▸ **EXERCISE OBJECTIVE**
Line count for "JSON": say how many lines of the data contain it, with no other text.

::: SOURCE MATERIAL

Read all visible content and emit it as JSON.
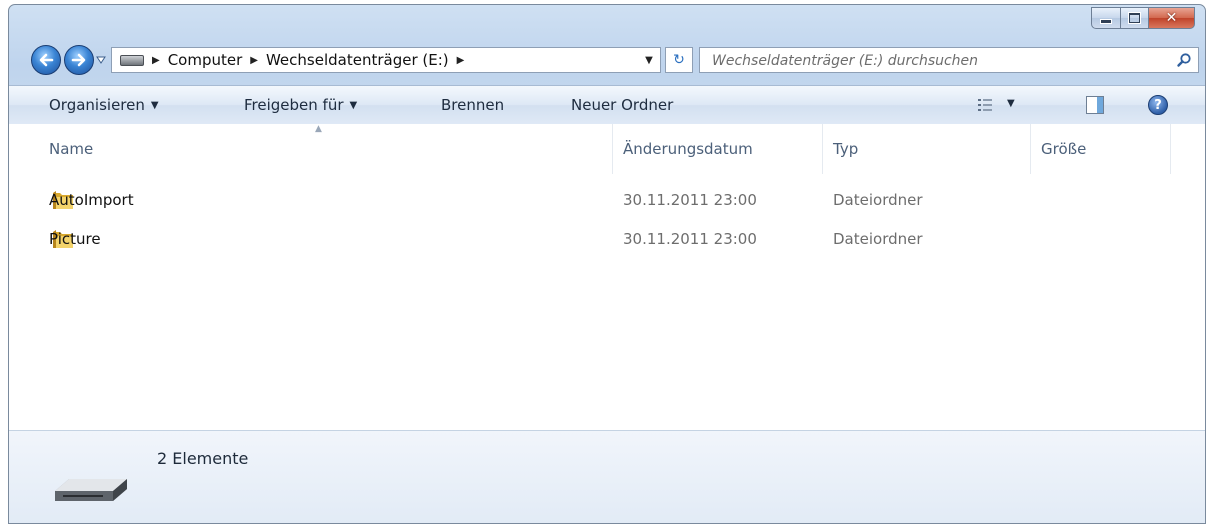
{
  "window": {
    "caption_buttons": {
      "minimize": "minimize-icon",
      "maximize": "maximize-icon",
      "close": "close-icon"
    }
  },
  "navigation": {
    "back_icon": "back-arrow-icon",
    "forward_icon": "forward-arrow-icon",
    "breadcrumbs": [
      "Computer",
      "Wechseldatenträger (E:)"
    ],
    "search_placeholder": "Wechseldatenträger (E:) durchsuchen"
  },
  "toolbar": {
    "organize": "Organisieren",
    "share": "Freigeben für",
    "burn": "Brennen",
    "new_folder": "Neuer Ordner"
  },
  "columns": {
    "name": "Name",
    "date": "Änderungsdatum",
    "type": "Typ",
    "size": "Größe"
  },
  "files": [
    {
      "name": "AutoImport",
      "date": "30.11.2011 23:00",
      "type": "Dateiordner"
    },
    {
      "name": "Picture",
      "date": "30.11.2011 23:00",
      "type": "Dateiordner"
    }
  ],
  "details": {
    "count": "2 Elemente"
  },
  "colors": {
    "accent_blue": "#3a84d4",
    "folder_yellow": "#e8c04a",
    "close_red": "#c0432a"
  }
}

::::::
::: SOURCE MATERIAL

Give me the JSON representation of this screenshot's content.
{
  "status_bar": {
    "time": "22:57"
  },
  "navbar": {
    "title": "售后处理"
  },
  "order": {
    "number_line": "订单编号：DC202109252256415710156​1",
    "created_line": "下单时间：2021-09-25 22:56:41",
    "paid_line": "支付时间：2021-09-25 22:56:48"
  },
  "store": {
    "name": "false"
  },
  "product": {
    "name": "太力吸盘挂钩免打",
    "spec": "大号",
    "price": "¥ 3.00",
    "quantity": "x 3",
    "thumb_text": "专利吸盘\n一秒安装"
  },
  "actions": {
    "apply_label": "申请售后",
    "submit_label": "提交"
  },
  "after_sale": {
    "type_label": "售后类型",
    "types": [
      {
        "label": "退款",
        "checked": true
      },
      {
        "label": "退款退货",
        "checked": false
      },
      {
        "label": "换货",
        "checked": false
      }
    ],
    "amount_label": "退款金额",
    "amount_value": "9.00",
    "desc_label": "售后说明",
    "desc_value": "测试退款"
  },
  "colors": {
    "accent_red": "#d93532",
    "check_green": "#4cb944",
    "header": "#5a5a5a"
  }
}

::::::
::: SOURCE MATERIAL

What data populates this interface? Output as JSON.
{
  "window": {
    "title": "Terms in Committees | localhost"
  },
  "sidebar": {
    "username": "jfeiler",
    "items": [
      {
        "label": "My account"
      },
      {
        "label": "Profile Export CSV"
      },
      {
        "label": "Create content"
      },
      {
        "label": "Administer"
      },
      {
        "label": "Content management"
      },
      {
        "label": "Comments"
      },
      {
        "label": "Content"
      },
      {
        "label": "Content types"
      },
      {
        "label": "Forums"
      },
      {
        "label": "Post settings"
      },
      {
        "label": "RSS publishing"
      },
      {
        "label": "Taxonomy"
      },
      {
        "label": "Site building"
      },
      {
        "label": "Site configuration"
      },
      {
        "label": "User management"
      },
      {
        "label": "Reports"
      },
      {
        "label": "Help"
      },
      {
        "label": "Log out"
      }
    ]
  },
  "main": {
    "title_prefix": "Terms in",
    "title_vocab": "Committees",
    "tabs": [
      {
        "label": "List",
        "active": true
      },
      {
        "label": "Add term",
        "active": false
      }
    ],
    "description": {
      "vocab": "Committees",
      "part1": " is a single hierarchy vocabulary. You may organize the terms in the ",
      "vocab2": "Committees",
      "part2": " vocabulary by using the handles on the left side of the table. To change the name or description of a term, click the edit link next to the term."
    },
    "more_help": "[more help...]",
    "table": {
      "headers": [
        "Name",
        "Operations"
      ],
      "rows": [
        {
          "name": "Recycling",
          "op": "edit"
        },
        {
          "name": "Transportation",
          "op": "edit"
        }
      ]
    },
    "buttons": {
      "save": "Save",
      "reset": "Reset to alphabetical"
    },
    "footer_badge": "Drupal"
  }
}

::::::

▸ **SOLUTION TO THE PROBLEM**
3